-- EXERCISE INSTRUCTIONS --
Please return every entry below exactly as written, without any of its pictures.

-- TASK INPUT --
--------------------

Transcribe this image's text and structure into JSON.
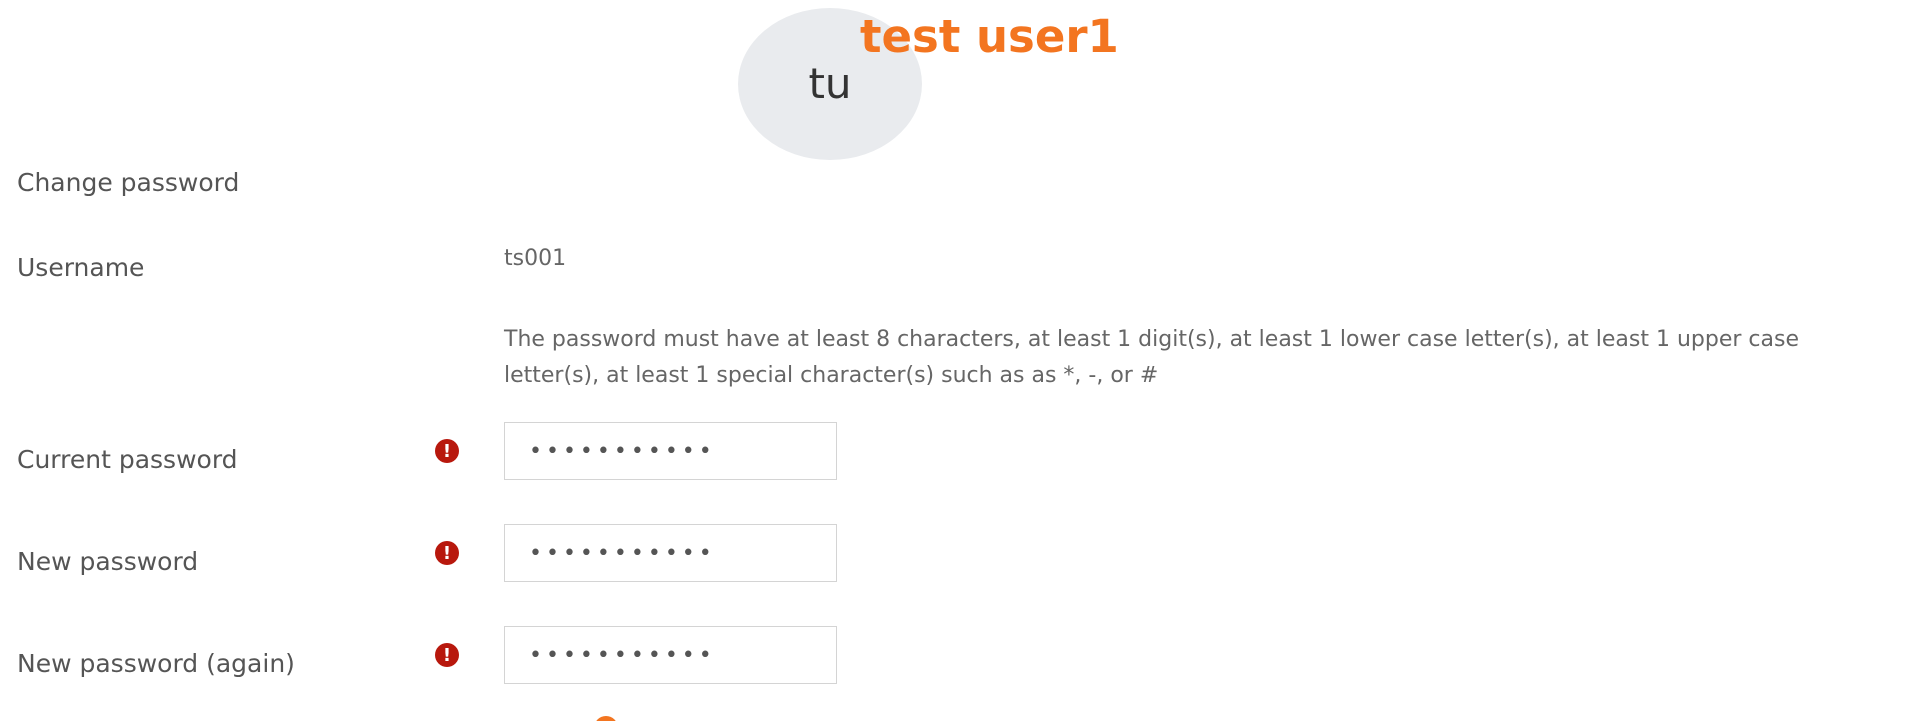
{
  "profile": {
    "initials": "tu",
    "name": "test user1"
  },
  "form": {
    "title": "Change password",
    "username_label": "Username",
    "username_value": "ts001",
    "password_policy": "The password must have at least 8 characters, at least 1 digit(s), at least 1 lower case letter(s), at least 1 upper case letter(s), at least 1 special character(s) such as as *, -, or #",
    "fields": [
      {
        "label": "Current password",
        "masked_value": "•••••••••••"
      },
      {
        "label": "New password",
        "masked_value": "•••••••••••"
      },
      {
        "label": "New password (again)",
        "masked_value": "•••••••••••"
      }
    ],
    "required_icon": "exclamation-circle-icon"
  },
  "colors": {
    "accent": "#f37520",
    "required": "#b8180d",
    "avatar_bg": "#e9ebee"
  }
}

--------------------

-- EXERCISE SOLUTION --
Transcribe this image's text and structure into JSON.
{
  "profile": {
    "initials": "tu",
    "name": "test user1"
  },
  "form": {
    "title": "Change password",
    "username_label": "Username",
    "username_value": "ts001",
    "password_policy": "The password must have at least 8 characters, at least 1 digit(s), at least 1 lower case letter(s), at least 1 upper case letter(s), at least 1 special character(s) such as as *, -, or #",
    "fields": [
      {
        "label": "Current password",
        "masked_value": "•••••••••••"
      },
      {
        "label": "New password",
        "masked_value": "•••••••••••"
      },
      {
        "label": "New password (again)",
        "masked_value": "•••••••••••"
      }
    ],
    "required_icon": "exclamation-circle-icon"
  },
  "colors": {
    "accent": "#f37520",
    "required": "#b8180d",
    "avatar_bg": "#e9ebee"
  }
}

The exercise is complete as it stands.